Exercise data:
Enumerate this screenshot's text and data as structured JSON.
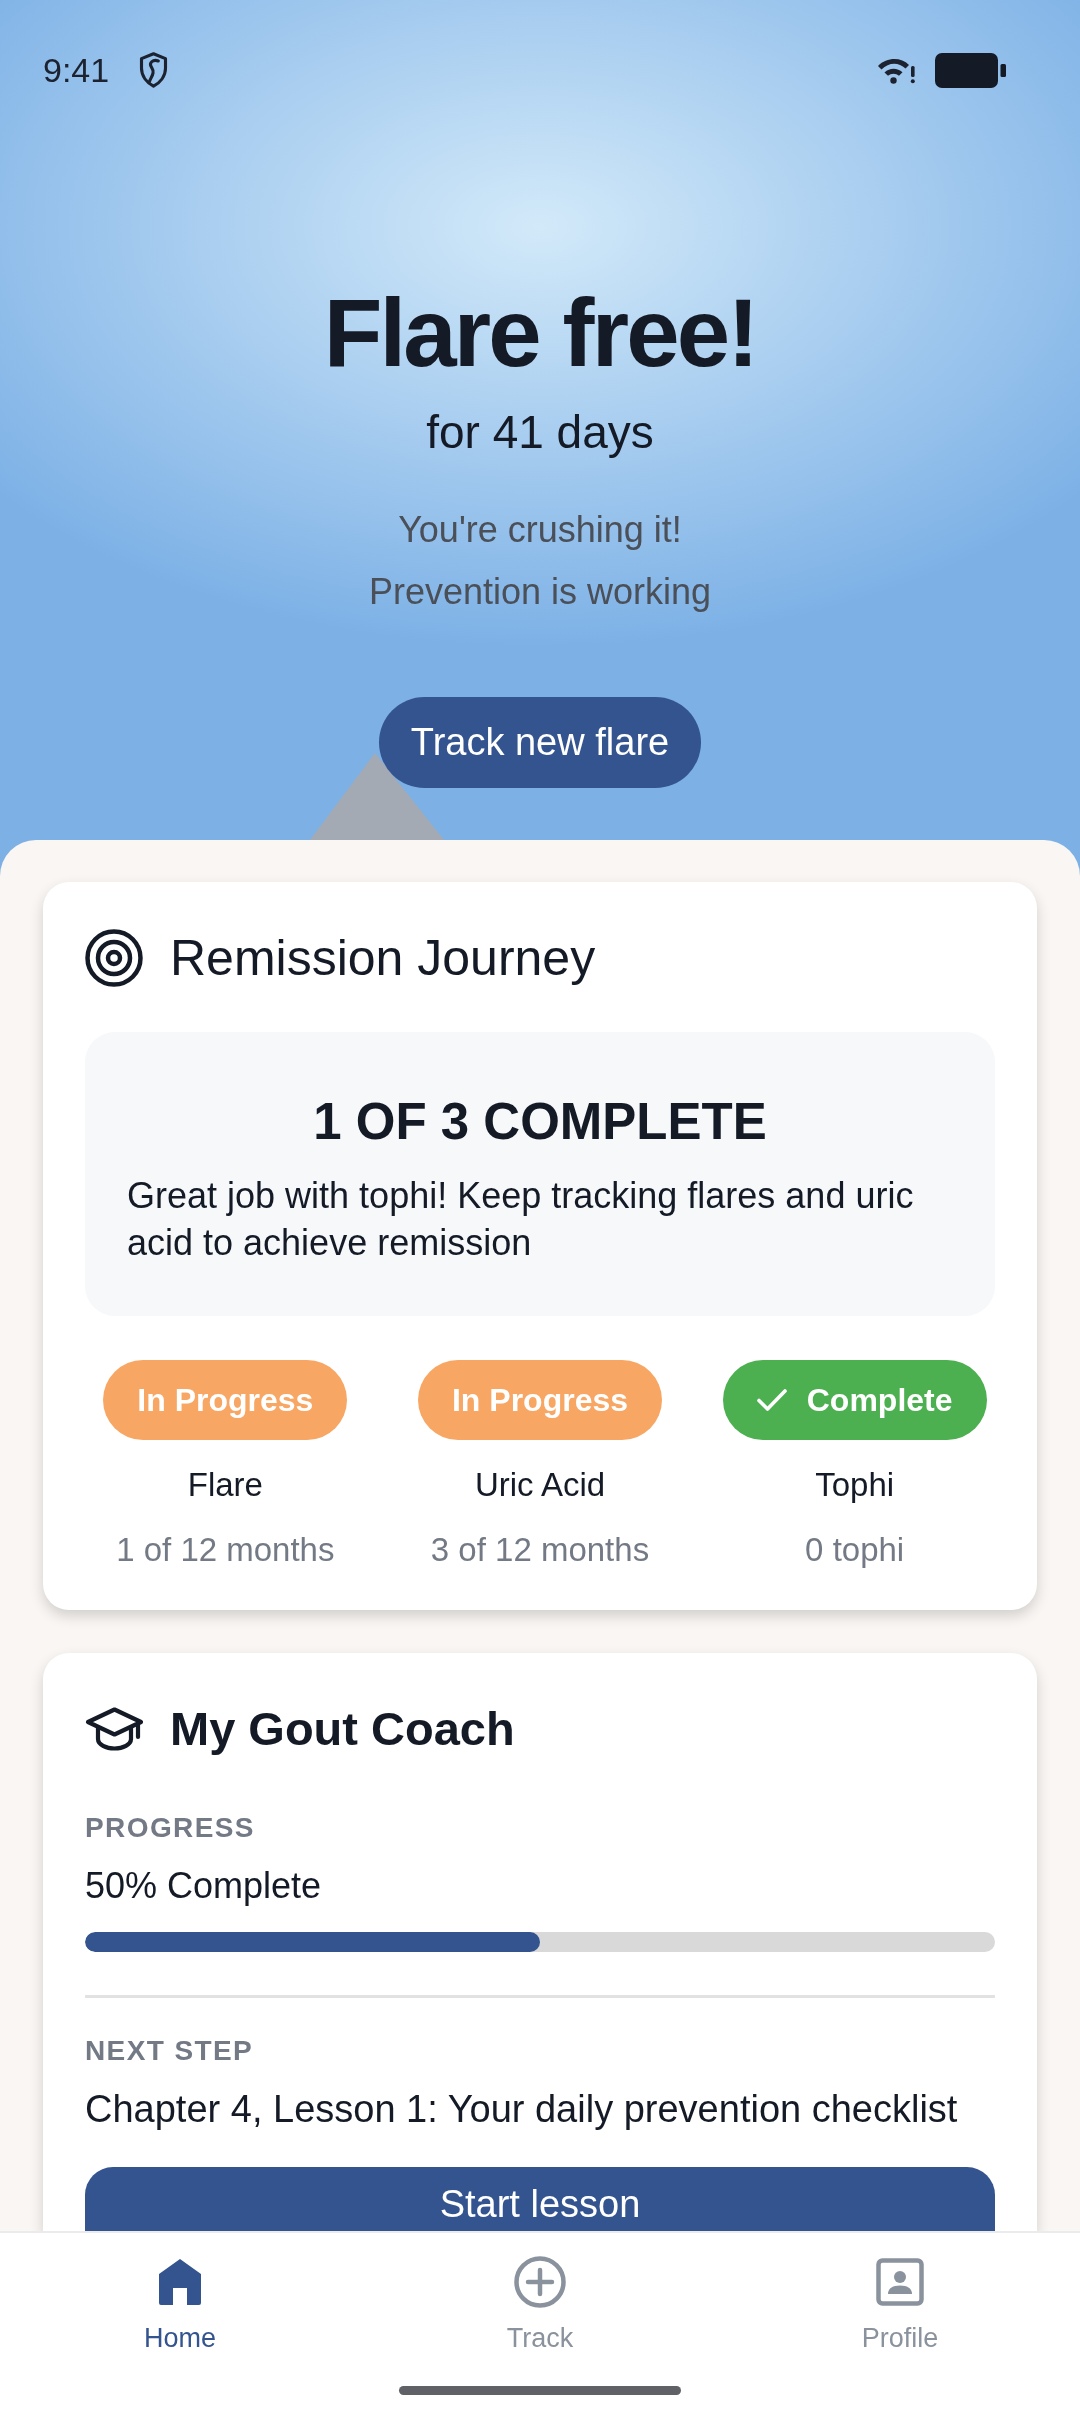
{
  "status_bar": {
    "time": "9:41"
  },
  "hero": {
    "title": "Flare free!",
    "subtitle": "for 41 days",
    "messages": [
      "You're crushing it!",
      "Prevention is working"
    ],
    "button": "Track new flare"
  },
  "remission_journey": {
    "title": "Remission Journey",
    "summary": {
      "title": "1 OF 3 COMPLETE",
      "text": "Great job with tophi! Keep tracking flares and uric acid to achieve remission"
    },
    "goals": [
      {
        "kind": "progress",
        "status": "In Progress",
        "name": "Flare",
        "detail": "1 of 12 months"
      },
      {
        "kind": "progress",
        "status": "In Progress",
        "name": "Uric Acid",
        "detail": "3 of 12 months"
      },
      {
        "kind": "complete",
        "status": "Complete",
        "name": "Tophi",
        "detail": "0 tophi"
      }
    ]
  },
  "gout_coach": {
    "title": "My Gout Coach",
    "progress_label": "PROGRESS",
    "progress_text": "50% Complete",
    "progress": {
      "level": 0.5
    },
    "next_step_label": "NEXT STEP",
    "next_step": "Chapter 4, Lesson 1: Your daily prevention checklist",
    "button": "Start lesson"
  },
  "bottom_nav": [
    {
      "label": "Home",
      "selected": true
    },
    {
      "label": "Track",
      "selected": false
    },
    {
      "label": "Profile",
      "selected": false
    }
  ]
}
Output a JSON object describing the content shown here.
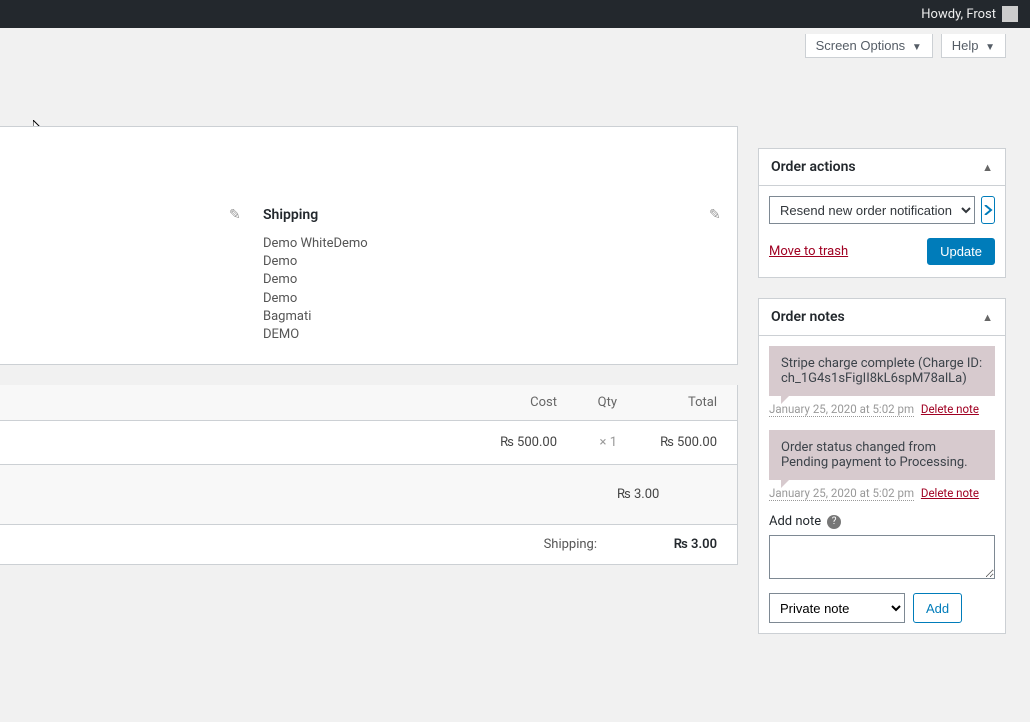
{
  "admin_bar": {
    "greeting": "Howdy, Frost"
  },
  "top_buttons": {
    "screen_options": "Screen Options",
    "help": "Help"
  },
  "shipping": {
    "heading": "Shipping",
    "lines": [
      "Demo WhiteDemo",
      "Demo",
      "Demo",
      "Demo",
      "Bagmati",
      "DEMO"
    ]
  },
  "items_table": {
    "headers": {
      "cost": "Cost",
      "qty": "Qty",
      "total": "Total"
    },
    "row": {
      "cost": "₨ 500.00",
      "qty_prefix": "×",
      "qty": "1",
      "total": "₨ 500.00"
    },
    "shipping_total": "₨ 3.00"
  },
  "totals": {
    "label": "Shipping:",
    "value": "₨ 3.00"
  },
  "order_actions": {
    "title": "Order actions",
    "selected": "Resend new order notification",
    "move_to_trash": "Move to trash",
    "update": "Update"
  },
  "order_notes": {
    "title": "Order notes",
    "notes": [
      {
        "text": "Stripe charge complete (Charge ID: ch_1G4s1sFigII8kL6spM78alLa)",
        "date": "January 25, 2020 at 5:02 pm",
        "delete": "Delete note"
      },
      {
        "text": "Order status changed from Pending payment to Processing.",
        "date": "January 25, 2020 at 5:02 pm",
        "delete": "Delete note"
      }
    ],
    "add_label": "Add note",
    "note_type": "Private note",
    "add_button": "Add"
  }
}
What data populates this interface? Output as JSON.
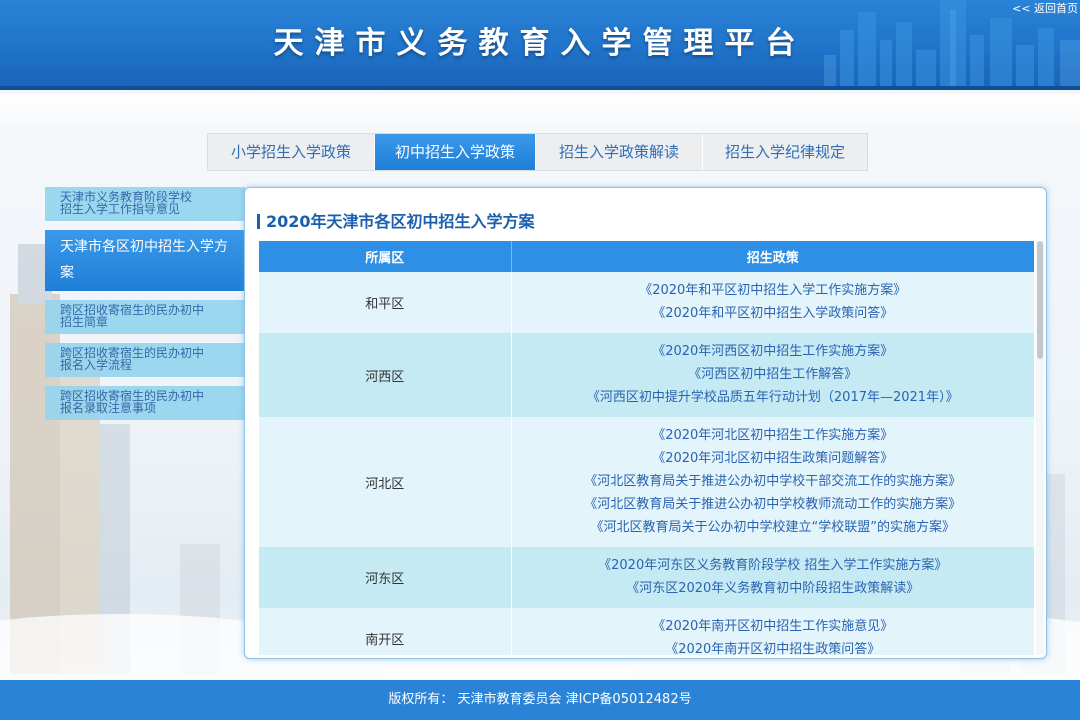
{
  "header": {
    "title": "天津市义务教育入学管理平台",
    "back_link": "<< 返回首页"
  },
  "tabs": [
    {
      "label": "小学招生入学政策",
      "active": false
    },
    {
      "label": "初中招生入学政策",
      "active": true
    },
    {
      "label": "招生入学政策解读",
      "active": false
    },
    {
      "label": "招生入学纪律规定",
      "active": false
    }
  ],
  "sidebar": {
    "items": [
      {
        "line1": "天津市义务教育阶段学校",
        "line2": "招生入学工作指导意见"
      },
      {
        "label": "天津市各区初中招生入学方案",
        "active": true
      },
      {
        "line1": "跨区招收寄宿生的民办初中",
        "line2": "招生简章"
      },
      {
        "line1": "跨区招收寄宿生的民办初中",
        "line2": "报名入学流程"
      },
      {
        "line1": "跨区招收寄宿生的民办初中",
        "line2": "报名录取注意事项"
      }
    ]
  },
  "main": {
    "title": "2020年天津市各区初中招生入学方案",
    "table": {
      "headers": [
        "所属区",
        "招生政策"
      ],
      "rows": [
        {
          "district": "和平区",
          "policies": [
            "《2020年和平区初中招生入学工作实施方案》",
            "《2020年和平区初中招生入学政策问答》"
          ]
        },
        {
          "district": "河西区",
          "policies": [
            "《2020年河西区初中招生工作实施方案》",
            "《河西区初中招生工作解答》",
            "《河西区初中提升学校品质五年行动计划（2017年—2021年）》"
          ]
        },
        {
          "district": "河北区",
          "policies": [
            "《2020年河北区初中招生工作实施方案》",
            "《2020年河北区初中招生政策问题解答》",
            "《河北区教育局关于推进公办初中学校干部交流工作的实施方案》",
            "《河北区教育局关于推进公办初中学校教师流动工作的实施方案》",
            "《河北区教育局关于公办初中学校建立“学校联盟”的实施方案》"
          ]
        },
        {
          "district": "河东区",
          "policies": [
            "《2020年河东区义务教育阶段学校 招生入学工作实施方案》",
            "《河东区2020年义务教育初中阶段招生政策解读》"
          ]
        },
        {
          "district": "南开区",
          "policies": [
            "《2020年南开区初中招生工作实施意见》",
            "《2020年南开区初中招生政策问答》"
          ]
        }
      ]
    }
  },
  "footer": {
    "copyright": "版权所有：  天津市教育委员会    津ICP备05012482号"
  },
  "colors": {
    "header_blue": "#1f72c9",
    "active_blue": "#2e8fe6",
    "row_light": "#e3f4fb",
    "row_dark": "#c6eaf3",
    "link_blue": "#2a63b1"
  }
}
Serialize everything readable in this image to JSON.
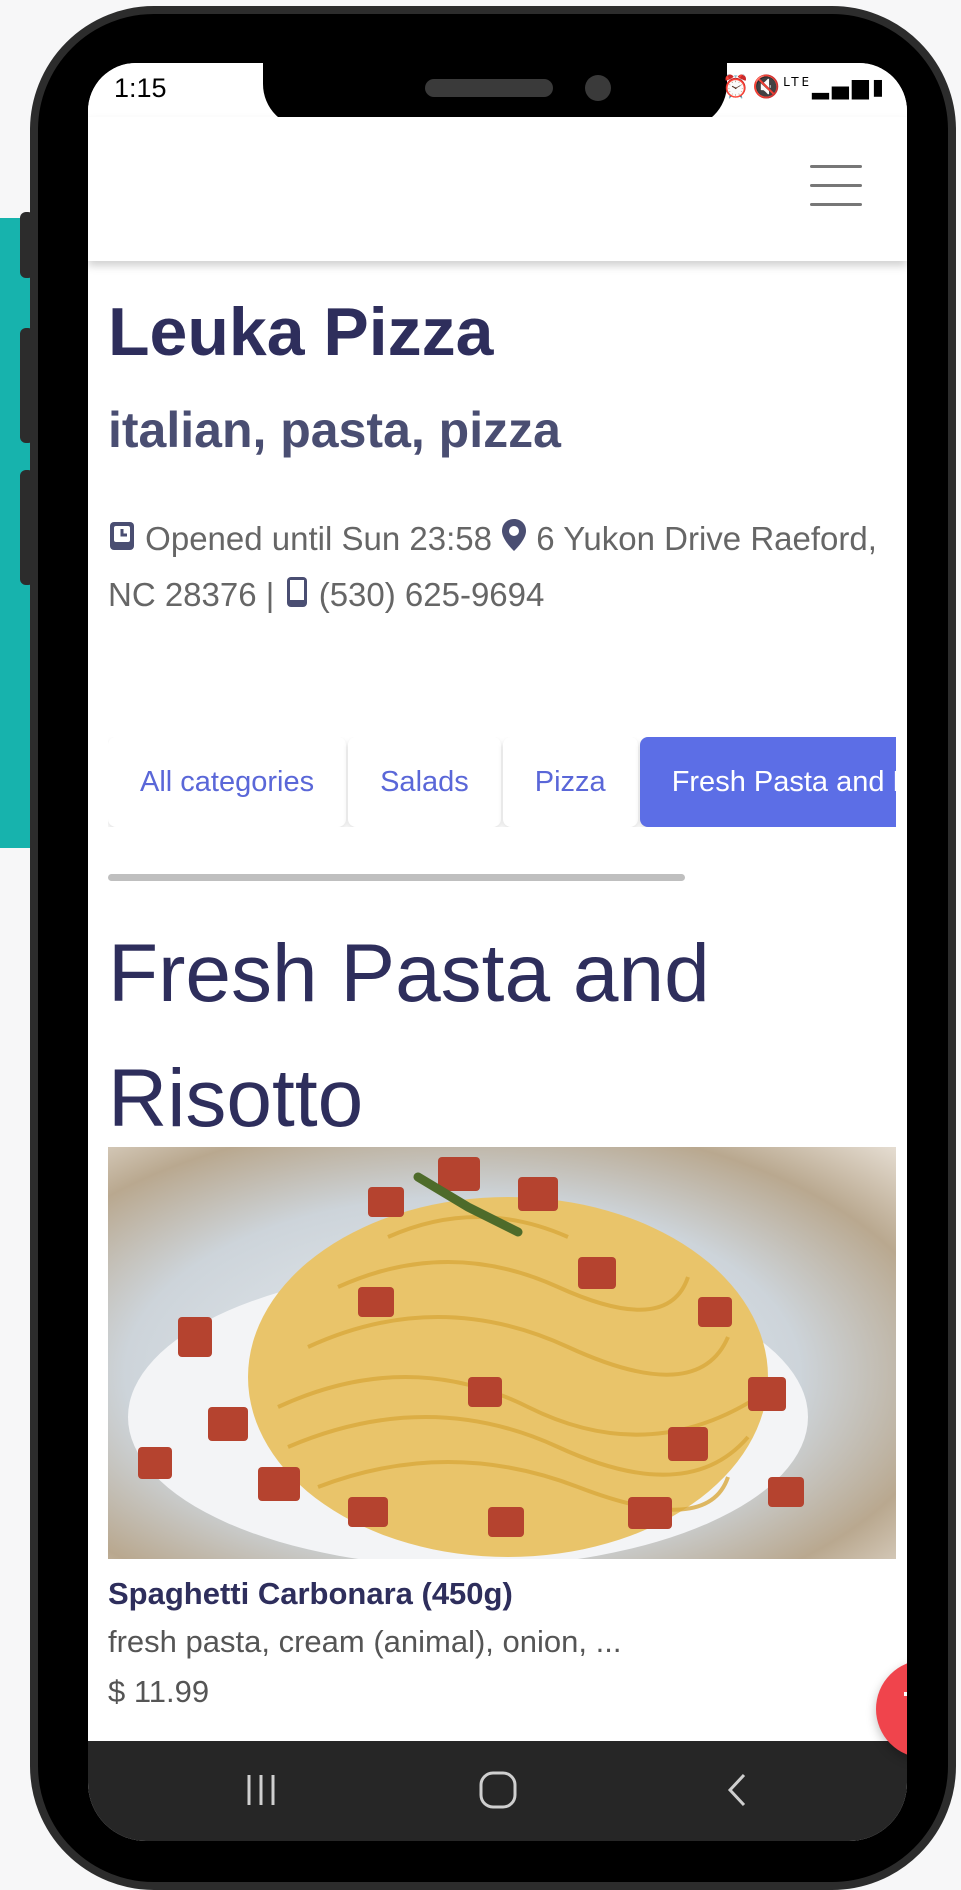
{
  "status_bar": {
    "time": "1:15",
    "icons": [
      "alarm-icon",
      "mute-icon",
      "lte-icon",
      "signal-icon",
      "battery-icon"
    ],
    "lte_label": "LTE"
  },
  "restaurant": {
    "name": "Leuka Pizza",
    "tags": "italian, pasta, pizza",
    "hours": "Opened until Sun 23:58",
    "address_line": "6 Yukon Drive Raeford, NC 28376",
    "separator": "|",
    "phone": "(530) 625-9694"
  },
  "categories": {
    "tabs": [
      {
        "label": "All categories",
        "active": false
      },
      {
        "label": "Salads",
        "active": false
      },
      {
        "label": "Pizza",
        "active": false
      },
      {
        "label": "Fresh Pasta and Risotto",
        "active": true
      }
    ]
  },
  "section": {
    "title": "Fresh Pasta and Risotto"
  },
  "menu_item": {
    "name": "Spaghetti Carbonara (450g)",
    "description": "fresh pasta, cream (animal), onion, ...",
    "price": "$ 11.99"
  },
  "colors": {
    "accent": "#5c6ee6",
    "title": "#2e2e5c",
    "cart": "#f0444c",
    "teal_background": "#17b3ad"
  }
}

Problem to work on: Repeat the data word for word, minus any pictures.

Exercise output:
Enumerate this screenshot's text and data as structured JSON.
{
  "status_bar": {
    "time": "9:41"
  },
  "hero": {
    "title": "Flare free!",
    "subtitle": "for 41 days",
    "messages": [
      "You're crushing it!",
      "Prevention is working"
    ],
    "button": "Track new flare"
  },
  "remission_journey": {
    "title": "Remission Journey",
    "summary": {
      "title": "1 OF 3 COMPLETE",
      "text": "Great job with tophi! Keep tracking flares and uric acid to achieve remission"
    },
    "goals": [
      {
        "kind": "progress",
        "status": "In Progress",
        "name": "Flare",
        "detail": "1 of 12 months"
      },
      {
        "kind": "progress",
        "status": "In Progress",
        "name": "Uric Acid",
        "detail": "3 of 12 months"
      },
      {
        "kind": "complete",
        "status": "Complete",
        "name": "Tophi",
        "detail": "0 tophi"
      }
    ]
  },
  "gout_coach": {
    "title": "My Gout Coach",
    "progress_label": "PROGRESS",
    "progress_text": "50% Complete",
    "progress": {
      "level": 0.5
    },
    "next_step_label": "NEXT STEP",
    "next_step": "Chapter 4, Lesson 1: Your daily prevention checklist",
    "button": "Start lesson"
  },
  "bottom_nav": [
    {
      "label": "Home",
      "selected": true
    },
    {
      "label": "Track",
      "selected": false
    },
    {
      "label": "Profile",
      "selected": false
    }
  ]
}
Output a JSON object describing the content shown here.
{
  "admin_bar": {
    "greeting": "Howdy, Frost"
  },
  "top_buttons": {
    "screen_options": "Screen Options",
    "help": "Help"
  },
  "shipping": {
    "heading": "Shipping",
    "lines": [
      "Demo WhiteDemo",
      "Demo",
      "Demo",
      "Demo",
      "Bagmati",
      "DEMO"
    ]
  },
  "items_table": {
    "headers": {
      "cost": "Cost",
      "qty": "Qty",
      "total": "Total"
    },
    "row": {
      "cost": "₨ 500.00",
      "qty_prefix": "×",
      "qty": "1",
      "total": "₨ 500.00"
    },
    "shipping_total": "₨ 3.00"
  },
  "totals": {
    "label": "Shipping:",
    "value": "₨ 3.00"
  },
  "order_actions": {
    "title": "Order actions",
    "selected": "Resend new order notification",
    "move_to_trash": "Move to trash",
    "update": "Update"
  },
  "order_notes": {
    "title": "Order notes",
    "notes": [
      {
        "text": "Stripe charge complete (Charge ID: ch_1G4s1sFigII8kL6spM78alLa)",
        "date": "January 25, 2020 at 5:02 pm",
        "delete": "Delete note"
      },
      {
        "text": "Order status changed from Pending payment to Processing.",
        "date": "January 25, 2020 at 5:02 pm",
        "delete": "Delete note"
      }
    ],
    "add_label": "Add note",
    "note_type": "Private note",
    "add_button": "Add"
  }
}
What data populates this interface? Output as JSON.
{
  "header": {
    "title": "天津市义务教育入学管理平台",
    "back_link": "<< 返回首页"
  },
  "tabs": [
    {
      "label": "小学招生入学政策",
      "active": false
    },
    {
      "label": "初中招生入学政策",
      "active": true
    },
    {
      "label": "招生入学政策解读",
      "active": false
    },
    {
      "label": "招生入学纪律规定",
      "active": false
    }
  ],
  "sidebar": {
    "items": [
      {
        "line1": "天津市义务教育阶段学校",
        "line2": "招生入学工作指导意见"
      },
      {
        "label": "天津市各区初中招生入学方案",
        "active": true
      },
      {
        "line1": "跨区招收寄宿生的民办初中",
        "line2": "招生简章"
      },
      {
        "line1": "跨区招收寄宿生的民办初中",
        "line2": "报名入学流程"
      },
      {
        "line1": "跨区招收寄宿生的民办初中",
        "line2": "报名录取注意事项"
      }
    ]
  },
  "main": {
    "title": "2020年天津市各区初中招生入学方案",
    "table": {
      "headers": [
        "所属区",
        "招生政策"
      ],
      "rows": [
        {
          "district": "和平区",
          "policies": [
            "《2020年和平区初中招生入学工作实施方案》",
            "《2020年和平区初中招生入学政策问答》"
          ]
        },
        {
          "district": "河西区",
          "policies": [
            "《2020年河西区初中招生工作实施方案》",
            "《河西区初中招生工作解答》",
            "《河西区初中提升学校品质五年行动计划（2017年—2021年）》"
          ]
        },
        {
          "district": "河北区",
          "policies": [
            "《2020年河北区初中招生工作实施方案》",
            "《2020年河北区初中招生政策问题解答》",
            "《河北区教育局关于推进公办初中学校干部交流工作的实施方案》",
            "《河北区教育局关于推进公办初中学校教师流动工作的实施方案》",
            "《河北区教育局关于公办初中学校建立“学校联盟”的实施方案》"
          ]
        },
        {
          "district": "河东区",
          "policies": [
            "《2020年河东区义务教育阶段学校 招生入学工作实施方案》",
            "《河东区2020年义务教育初中阶段招生政策解读》"
          ]
        },
        {
          "district": "南开区",
          "policies": [
            "《2020年南开区初中招生工作实施意见》",
            "《2020年南开区初中招生政策问答》"
          ]
        }
      ]
    }
  },
  "footer": {
    "copyright": "版权所有：  天津市教育委员会    津ICP备05012482号"
  },
  "colors": {
    "header_blue": "#1f72c9",
    "active_blue": "#2e8fe6",
    "row_light": "#e3f4fb",
    "row_dark": "#c6eaf3",
    "link_blue": "#2a63b1"
  }
}
Serialize everything readable in this image to JSON.
{
  "status_bar": {
    "time": "1:15",
    "icons": [
      "alarm-icon",
      "mute-icon",
      "lte-icon",
      "signal-icon",
      "battery-icon"
    ],
    "lte_label": "LTE"
  },
  "restaurant": {
    "name": "Leuka Pizza",
    "tags": "italian, pasta, pizza",
    "hours": "Opened until Sun 23:58",
    "address_line": "6 Yukon Drive Raeford, NC 28376",
    "separator": "|",
    "phone": "(530) 625-9694"
  },
  "categories": {
    "tabs": [
      {
        "label": "All categories",
        "active": false
      },
      {
        "label": "Salads",
        "active": false
      },
      {
        "label": "Pizza",
        "active": false
      },
      {
        "label": "Fresh Pasta and Risotto",
        "active": true
      }
    ]
  },
  "section": {
    "title": "Fresh Pasta and Risotto"
  },
  "menu_item": {
    "name": "Spaghetti Carbonara (450g)",
    "description": "fresh pasta, cream (animal), onion, ...",
    "price": "$ 11.99"
  },
  "colors": {
    "accent": "#5c6ee6",
    "title": "#2e2e5c",
    "cart": "#f0444c",
    "teal_background": "#17b3ad"
  }
}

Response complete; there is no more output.